YOUR OBJECTIVE:
If a line in the entries includes "серия", show that line.

SUPPLIED ENTRIES:
• • •

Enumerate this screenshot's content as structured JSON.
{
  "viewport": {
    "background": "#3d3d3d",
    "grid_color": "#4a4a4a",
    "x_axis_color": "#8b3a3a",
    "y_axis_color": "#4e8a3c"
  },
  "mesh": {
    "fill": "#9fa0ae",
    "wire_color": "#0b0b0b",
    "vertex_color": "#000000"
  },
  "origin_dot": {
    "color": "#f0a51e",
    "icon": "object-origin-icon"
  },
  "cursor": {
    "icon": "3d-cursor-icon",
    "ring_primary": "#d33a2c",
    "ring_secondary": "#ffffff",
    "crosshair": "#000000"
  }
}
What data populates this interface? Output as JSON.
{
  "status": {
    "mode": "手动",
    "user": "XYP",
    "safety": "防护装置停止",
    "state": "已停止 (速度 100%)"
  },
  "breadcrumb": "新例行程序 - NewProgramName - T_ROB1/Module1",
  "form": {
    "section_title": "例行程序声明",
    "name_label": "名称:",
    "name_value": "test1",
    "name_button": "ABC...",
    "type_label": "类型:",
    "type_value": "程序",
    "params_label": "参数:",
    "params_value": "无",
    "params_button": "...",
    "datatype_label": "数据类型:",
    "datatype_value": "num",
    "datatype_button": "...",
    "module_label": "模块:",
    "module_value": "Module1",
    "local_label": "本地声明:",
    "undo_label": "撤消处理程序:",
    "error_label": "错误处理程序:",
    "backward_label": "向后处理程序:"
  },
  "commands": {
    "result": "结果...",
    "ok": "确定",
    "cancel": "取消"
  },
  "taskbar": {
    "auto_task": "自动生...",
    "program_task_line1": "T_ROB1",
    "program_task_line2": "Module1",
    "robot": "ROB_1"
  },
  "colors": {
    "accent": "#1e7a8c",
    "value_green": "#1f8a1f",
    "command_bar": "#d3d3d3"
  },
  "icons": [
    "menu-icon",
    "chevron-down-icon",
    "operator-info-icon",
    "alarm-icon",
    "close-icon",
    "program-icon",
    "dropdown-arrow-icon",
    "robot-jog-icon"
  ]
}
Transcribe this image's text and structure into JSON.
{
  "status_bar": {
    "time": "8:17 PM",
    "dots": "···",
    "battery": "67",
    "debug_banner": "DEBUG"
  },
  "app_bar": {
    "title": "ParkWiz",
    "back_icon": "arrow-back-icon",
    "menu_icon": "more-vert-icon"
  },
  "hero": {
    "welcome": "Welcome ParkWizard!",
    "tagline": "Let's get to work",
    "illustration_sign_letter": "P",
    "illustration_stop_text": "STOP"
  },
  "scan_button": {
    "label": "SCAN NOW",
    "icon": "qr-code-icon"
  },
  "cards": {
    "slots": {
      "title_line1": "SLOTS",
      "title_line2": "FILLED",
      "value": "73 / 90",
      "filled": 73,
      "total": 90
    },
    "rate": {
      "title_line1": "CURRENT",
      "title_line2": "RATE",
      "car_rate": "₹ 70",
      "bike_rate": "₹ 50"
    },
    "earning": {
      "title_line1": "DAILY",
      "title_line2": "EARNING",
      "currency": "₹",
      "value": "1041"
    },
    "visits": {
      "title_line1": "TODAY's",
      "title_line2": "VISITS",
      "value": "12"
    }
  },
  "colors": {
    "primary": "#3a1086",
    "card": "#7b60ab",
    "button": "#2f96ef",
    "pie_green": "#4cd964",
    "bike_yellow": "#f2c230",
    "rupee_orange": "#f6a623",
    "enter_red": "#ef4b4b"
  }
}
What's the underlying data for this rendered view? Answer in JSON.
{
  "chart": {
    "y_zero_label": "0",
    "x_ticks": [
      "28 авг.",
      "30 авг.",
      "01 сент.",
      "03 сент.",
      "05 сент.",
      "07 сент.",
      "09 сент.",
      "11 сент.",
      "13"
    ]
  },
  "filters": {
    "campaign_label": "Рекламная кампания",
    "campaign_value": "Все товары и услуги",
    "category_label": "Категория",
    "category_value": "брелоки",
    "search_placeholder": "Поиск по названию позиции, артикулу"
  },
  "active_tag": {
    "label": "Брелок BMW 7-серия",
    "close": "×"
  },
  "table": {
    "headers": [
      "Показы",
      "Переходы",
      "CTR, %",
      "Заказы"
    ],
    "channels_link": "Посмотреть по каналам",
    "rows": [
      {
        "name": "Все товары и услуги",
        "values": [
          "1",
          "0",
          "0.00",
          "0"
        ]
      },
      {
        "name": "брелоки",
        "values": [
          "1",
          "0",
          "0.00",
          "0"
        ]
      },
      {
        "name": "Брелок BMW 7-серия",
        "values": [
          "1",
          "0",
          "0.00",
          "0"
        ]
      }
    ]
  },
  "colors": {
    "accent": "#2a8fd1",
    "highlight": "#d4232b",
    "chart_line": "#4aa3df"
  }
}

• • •

TASK OUTPUT:
    "label": "Брелок BMW 7-серия",
        "name": "Брелок BMW 7-серия",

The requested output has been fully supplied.